However he added that the sales will go up in the mango season. He said, “We are going to start online HOPCOMS a couple of months from now as people nowadays prefer delivery at the door step,”.
Mary Jyoti, a customer at the Lal Bagh outlet of HOPCOM said, “On a day to day basis I buy fruits and vegetables from Zepto which delivers fresh produce instantly as it is not always possible to go outside. I do rely on Zepto for immediate needs”
She added, “I used to buy from the HOPCOMS ages before but now I do not find the pricing to be genuine. After a long time I have come to have a look at HOPCOMS as I was passing by one, and I am shocked to see the prices of the black grapes. They sell on the streets for a Kg at Rs. 60 but the HOPCOM is charging Rs. 160 per Kg for a slightly better quality”
Another customer Kavita said that, if the outlets are close to her home, she would prefer to buy from the HOPCOMS as the quality is good and everything is available under one roof. However, due to the convenience factor she buys her grocery and vegetables from online stores like Big Basket“If HOPCOMS start service online I would buy from them as it will be convenient,” . She said.
Dr. Parvathamma G.L, the Chairman and Professor of Department of Economics, Bangalore University said, the HOPCOMS are not equally distributed in each wards of the city and it is not always convenient for people to visit the outlets if it is not close by.
In some areas she mentioned that the HOPCOMS are open twice or thrice a week. Therefore, it fails to attract customers as they cannot rely on it for a daily basis. The farmers also do not prefer sending their produce to HOPCOMS due to irregularities.
However, Jayaprakash said that, the farmers get premium prices for their produce at the market.
Further, the board secretary Ramakrishna said that, out of the total profit margin, 80 percent goes to the farmers and 20 percent goes to the HOPCOMS for managing and running the outlets.
Prof. Parvathamma G.L added that, the government should create an online portal for the HOPCOMS and upgrade it. This strategy will help them compete with the private market and to meet the needs of the consumers.
“Additionally the government can also take an initiative to make the HOPCOMS a wholesale market where the retailers like vegetable vendors and supermarkets can buy from. This will help in the revenue generation and also benefit the farmers” she further added.
Farmers Face loss
Farmers say that they no longer profit from the HOPCOMS as the sale at the outlets are very less and it is not very economical for them to travel for a long distance to sell their produce.
Devaraj, a farmer from Channapatna said that a few years back he used to get profit from selling at the HOPCOMS. But, now as the sales at the outlets have decreased, he does not earn any profit.
He added, “The payment is also not regular and there is always two to three months delay in receiving the payments so I prefer selling at the Channapatna market, Mandya or Mysuru Market.”However, Jayaprakash said that, the farmers get premium prices for their produce at the market.

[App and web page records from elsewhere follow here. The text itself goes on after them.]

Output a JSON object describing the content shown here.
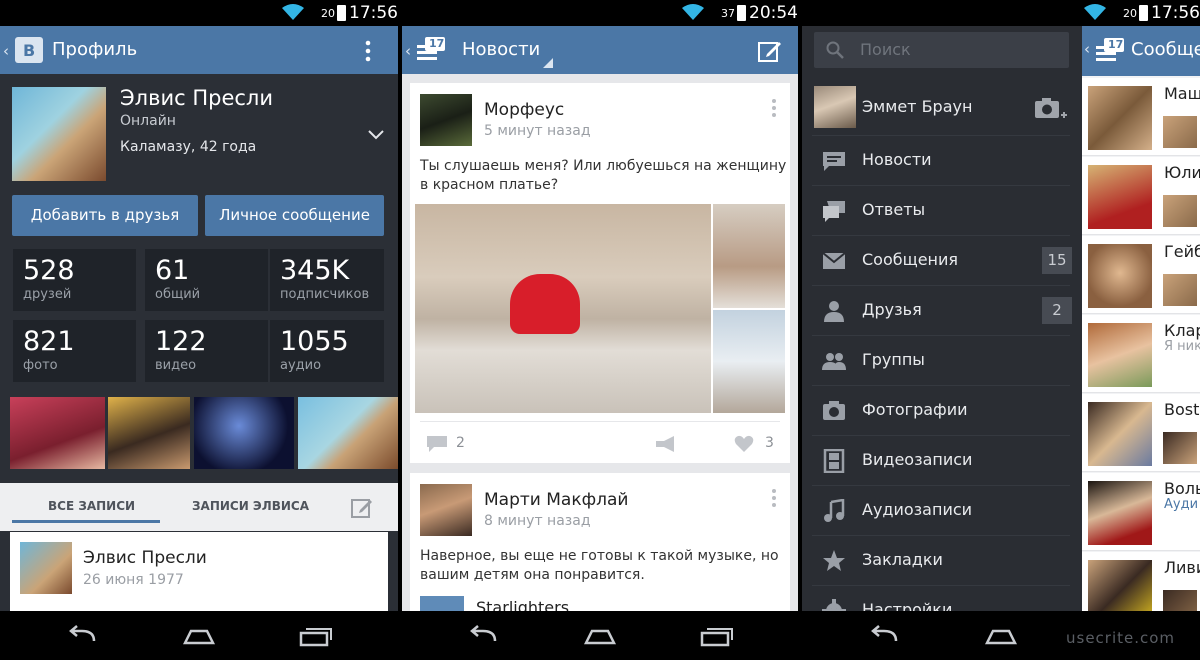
{
  "screen1": {
    "status": {
      "battery": "20",
      "time": "17:56"
    },
    "title": "Профиль",
    "profile": {
      "name": "Элвис Пресли",
      "status": "Онлайн",
      "city": "Каламазу, 42 года"
    },
    "buttons": {
      "add_friend": "Добавить в друзья",
      "message": "Личное сообщение"
    },
    "stats": [
      {
        "num": "528",
        "label": "друзей"
      },
      {
        "num": "61",
        "label": "общий"
      },
      {
        "num": "345K",
        "label": "подписчиков"
      },
      {
        "num": "821",
        "label": "фото"
      },
      {
        "num": "122",
        "label": "видео"
      },
      {
        "num": "1055",
        "label": "аудио"
      }
    ],
    "tabs": {
      "all": "ВСЕ ЗАПИСИ",
      "own": "ЗАПИСИ ЭЛВИСА"
    },
    "post": {
      "author": "Элвис Пресли",
      "date": "26 июня 1977"
    }
  },
  "screen2": {
    "status": {
      "battery": "37",
      "time": "20:54"
    },
    "title": "Новости",
    "badge": "17",
    "post1": {
      "author": "Морфеус",
      "time": "5 минут назад",
      "text1": "Ты слушаешь меня? Или любуешься на женщину",
      "text2": "в красном платье?",
      "comments": "2",
      "likes": "3"
    },
    "post2": {
      "author": "Марти Макфлай",
      "time": "8 минут назад",
      "text1": "Наверное, вы еще не готовы к такой музыке, но",
      "text2": "вашим детям она понравится.",
      "track": "Starlighters"
    }
  },
  "screen3": {
    "status": {
      "battery": "20",
      "time": "17:56"
    },
    "search_placeholder": "Поиск",
    "user": "Эммет Браун",
    "menu": [
      {
        "label": "Новости",
        "icon": "news-icon"
      },
      {
        "label": "Ответы",
        "icon": "replies-icon"
      },
      {
        "label": "Сообщения",
        "icon": "messages-icon",
        "badge": "15"
      },
      {
        "label": "Друзья",
        "icon": "friends-icon",
        "badge": "2"
      },
      {
        "label": "Группы",
        "icon": "groups-icon"
      },
      {
        "label": "Фотографии",
        "icon": "photos-icon"
      },
      {
        "label": "Видеозаписи",
        "icon": "video-icon"
      },
      {
        "label": "Аудиозаписи",
        "icon": "audio-icon"
      },
      {
        "label": "Закладки",
        "icon": "bookmarks-icon"
      },
      {
        "label": "Настройки",
        "icon": "settings-icon"
      }
    ],
    "right_title": "Сообще",
    "right_badge": "17",
    "dialogs": [
      {
        "name": "Маш",
        "sub": ""
      },
      {
        "name": "Юли",
        "sub": ""
      },
      {
        "name": "Гейб",
        "sub": ""
      },
      {
        "name": "Клар",
        "sub": "Я ник"
      },
      {
        "name": "Bost",
        "sub": ""
      },
      {
        "name": "Воль",
        "sub": "Ауди"
      },
      {
        "name": "Ливи",
        "sub": ""
      }
    ]
  },
  "watermark": "usecrite.com"
}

However, Jayaprakash the Marketing Manager at HOPCOMS said that the farmers get premium prices for their produce at the market.
Further, the board secretary Ramkrishna said that, out of the total profit margin, 80 percent goes to the farmers and 20 percent goes to the HOPCOMS for managing and running the outlets.
Prof. Parvathamma G.L said the government should take an initiative to strengthen the HOPCOMS by opening more outlets, providing better infrastructure for quality control and provide transport facilities to the farmers as it would be convenient for the farmers travelling from far and encourage them to sell their products in the HOPCOMS.
She also said that the farmers should be provided with incentives and minimum support price for their horticultural produce as sometimes the cost of production exceeds the money they make after selling.